** The task **
The number of lines holding "time" is all you should give; count them in the records below.

[[ Entries provided, beginning ]]

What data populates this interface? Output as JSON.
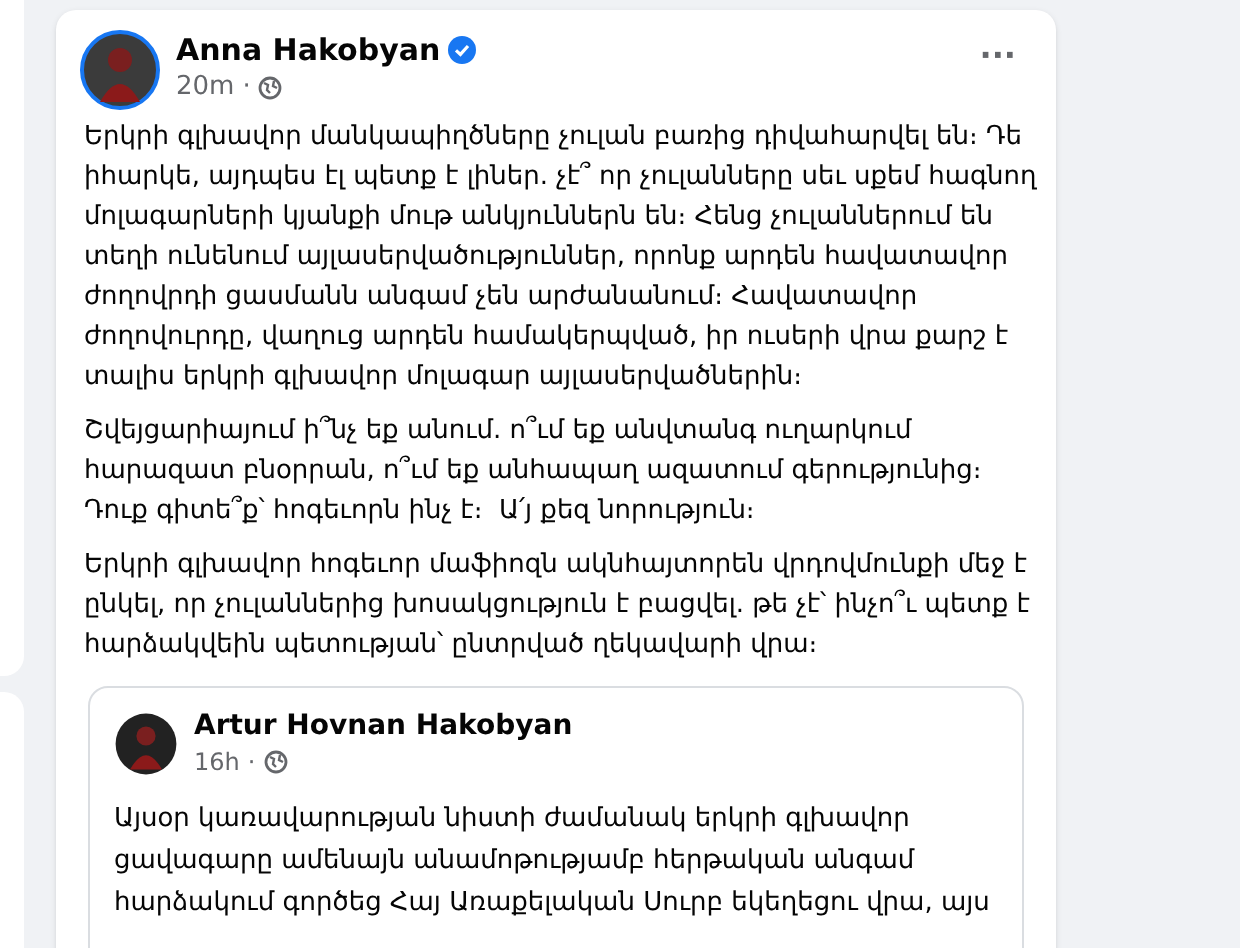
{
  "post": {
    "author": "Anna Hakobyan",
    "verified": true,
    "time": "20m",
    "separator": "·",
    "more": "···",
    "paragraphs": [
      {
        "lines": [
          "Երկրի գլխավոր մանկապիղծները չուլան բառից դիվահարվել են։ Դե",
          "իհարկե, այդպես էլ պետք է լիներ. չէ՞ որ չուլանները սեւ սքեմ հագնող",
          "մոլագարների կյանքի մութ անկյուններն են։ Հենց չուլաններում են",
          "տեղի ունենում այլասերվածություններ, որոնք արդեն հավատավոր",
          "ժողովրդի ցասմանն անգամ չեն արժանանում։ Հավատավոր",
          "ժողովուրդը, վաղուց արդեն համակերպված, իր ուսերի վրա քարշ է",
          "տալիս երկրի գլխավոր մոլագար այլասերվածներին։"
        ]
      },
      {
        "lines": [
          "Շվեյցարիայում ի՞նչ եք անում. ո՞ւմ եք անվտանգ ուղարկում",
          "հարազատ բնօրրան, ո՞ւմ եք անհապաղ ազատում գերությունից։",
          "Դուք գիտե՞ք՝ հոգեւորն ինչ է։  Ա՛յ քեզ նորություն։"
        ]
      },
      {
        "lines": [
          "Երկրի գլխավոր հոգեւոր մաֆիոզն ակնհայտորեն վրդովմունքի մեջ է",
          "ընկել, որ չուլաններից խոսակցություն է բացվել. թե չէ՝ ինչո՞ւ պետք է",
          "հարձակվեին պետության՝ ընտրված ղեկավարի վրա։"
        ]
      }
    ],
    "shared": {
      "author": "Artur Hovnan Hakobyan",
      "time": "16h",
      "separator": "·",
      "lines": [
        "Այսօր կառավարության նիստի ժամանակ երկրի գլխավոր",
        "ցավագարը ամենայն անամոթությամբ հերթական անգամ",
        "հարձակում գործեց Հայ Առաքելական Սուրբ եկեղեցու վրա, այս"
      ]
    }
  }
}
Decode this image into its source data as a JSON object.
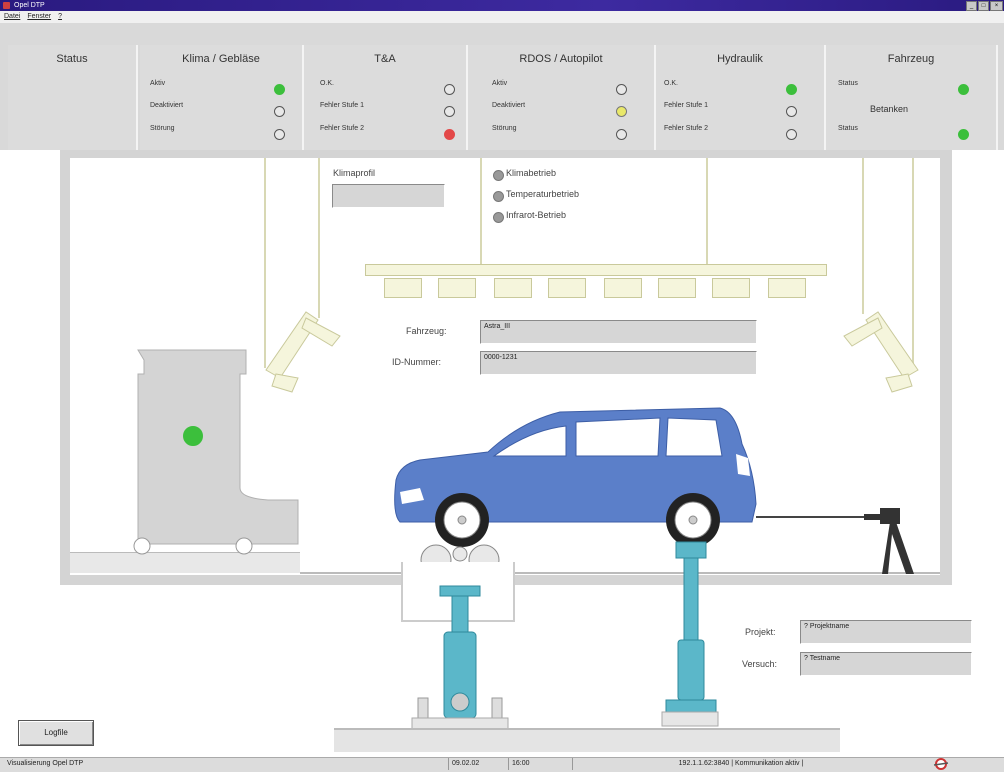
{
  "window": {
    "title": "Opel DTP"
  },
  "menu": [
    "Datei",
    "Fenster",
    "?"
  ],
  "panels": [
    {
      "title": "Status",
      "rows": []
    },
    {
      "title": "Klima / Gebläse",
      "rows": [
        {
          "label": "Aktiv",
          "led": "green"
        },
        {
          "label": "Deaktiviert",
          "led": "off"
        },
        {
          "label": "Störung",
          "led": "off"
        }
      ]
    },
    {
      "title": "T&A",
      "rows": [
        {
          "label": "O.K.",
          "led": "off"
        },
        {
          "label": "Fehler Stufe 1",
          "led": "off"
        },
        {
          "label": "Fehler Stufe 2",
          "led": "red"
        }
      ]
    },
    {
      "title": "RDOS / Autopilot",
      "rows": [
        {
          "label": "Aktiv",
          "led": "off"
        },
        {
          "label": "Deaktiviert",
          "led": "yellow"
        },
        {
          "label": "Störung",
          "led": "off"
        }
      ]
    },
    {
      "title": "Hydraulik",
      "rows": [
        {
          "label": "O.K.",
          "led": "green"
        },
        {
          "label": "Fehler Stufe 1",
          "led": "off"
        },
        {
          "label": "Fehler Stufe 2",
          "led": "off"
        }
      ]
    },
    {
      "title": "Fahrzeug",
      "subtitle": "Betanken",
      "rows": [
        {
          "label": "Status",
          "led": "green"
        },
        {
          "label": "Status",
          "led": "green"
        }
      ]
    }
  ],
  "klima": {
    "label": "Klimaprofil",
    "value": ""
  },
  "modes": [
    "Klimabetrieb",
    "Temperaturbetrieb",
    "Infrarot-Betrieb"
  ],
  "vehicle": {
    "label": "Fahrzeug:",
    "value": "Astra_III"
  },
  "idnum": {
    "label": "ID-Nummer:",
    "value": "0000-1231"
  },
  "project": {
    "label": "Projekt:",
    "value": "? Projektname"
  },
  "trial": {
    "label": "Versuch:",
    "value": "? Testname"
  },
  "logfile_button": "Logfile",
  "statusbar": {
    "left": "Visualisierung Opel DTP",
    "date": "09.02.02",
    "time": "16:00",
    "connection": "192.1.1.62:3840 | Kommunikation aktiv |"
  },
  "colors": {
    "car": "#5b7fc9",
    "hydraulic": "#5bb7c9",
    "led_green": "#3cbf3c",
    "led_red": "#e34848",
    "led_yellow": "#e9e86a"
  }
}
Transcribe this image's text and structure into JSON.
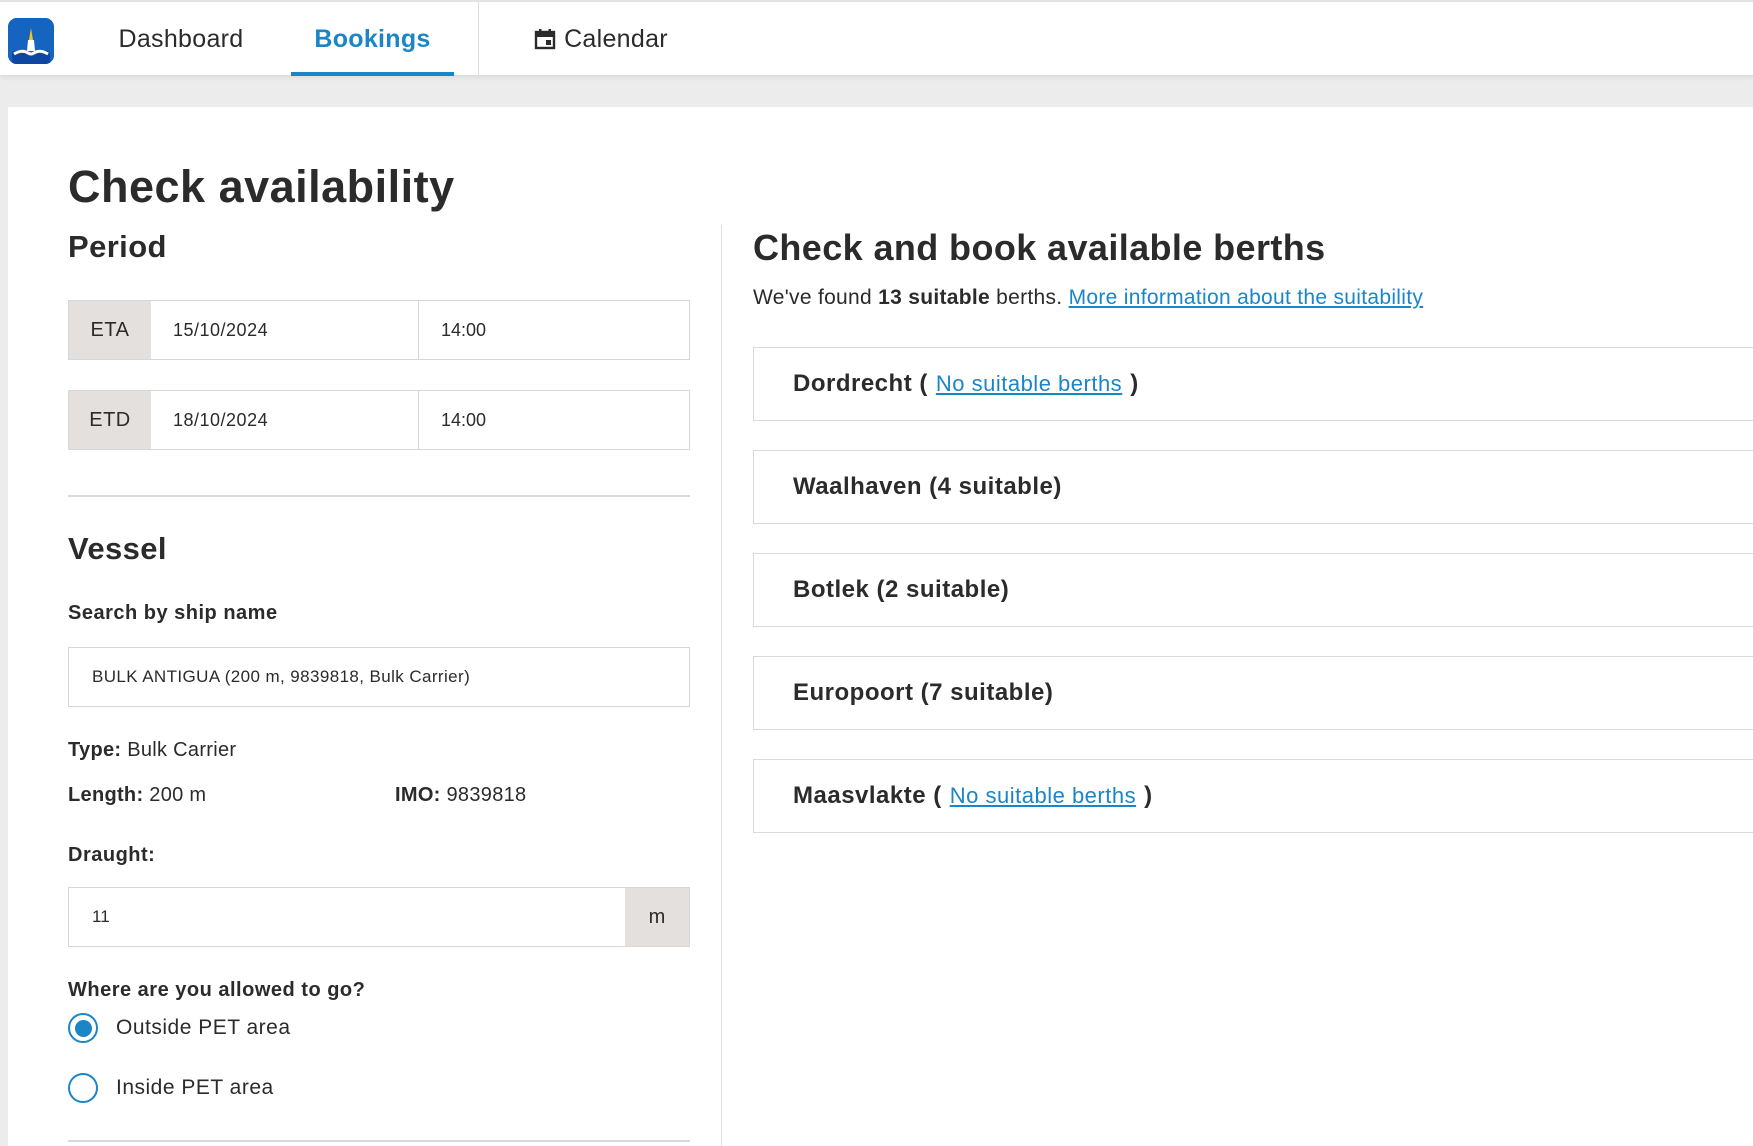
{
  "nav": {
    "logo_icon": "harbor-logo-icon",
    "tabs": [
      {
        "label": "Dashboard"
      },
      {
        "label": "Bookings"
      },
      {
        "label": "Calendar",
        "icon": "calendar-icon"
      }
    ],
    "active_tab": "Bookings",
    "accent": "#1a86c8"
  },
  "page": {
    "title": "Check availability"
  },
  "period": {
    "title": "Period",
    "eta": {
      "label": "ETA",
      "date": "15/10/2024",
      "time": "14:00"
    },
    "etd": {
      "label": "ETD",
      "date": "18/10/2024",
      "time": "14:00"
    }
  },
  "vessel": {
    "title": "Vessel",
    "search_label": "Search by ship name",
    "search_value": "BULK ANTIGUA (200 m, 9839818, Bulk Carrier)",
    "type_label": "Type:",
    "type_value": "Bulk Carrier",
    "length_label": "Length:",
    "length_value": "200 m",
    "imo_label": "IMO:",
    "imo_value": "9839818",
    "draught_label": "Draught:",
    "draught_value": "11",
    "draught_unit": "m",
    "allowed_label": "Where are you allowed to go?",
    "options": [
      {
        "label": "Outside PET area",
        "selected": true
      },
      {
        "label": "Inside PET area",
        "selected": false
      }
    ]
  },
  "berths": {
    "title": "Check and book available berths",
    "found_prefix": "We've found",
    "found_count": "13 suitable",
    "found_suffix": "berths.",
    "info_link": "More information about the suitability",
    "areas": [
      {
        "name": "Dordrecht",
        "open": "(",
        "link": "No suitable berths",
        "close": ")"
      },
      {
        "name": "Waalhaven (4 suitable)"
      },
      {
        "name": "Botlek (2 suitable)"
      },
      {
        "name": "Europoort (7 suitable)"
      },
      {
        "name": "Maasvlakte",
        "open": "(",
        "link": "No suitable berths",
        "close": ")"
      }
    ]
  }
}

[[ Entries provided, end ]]

** Answer for this exercise **
5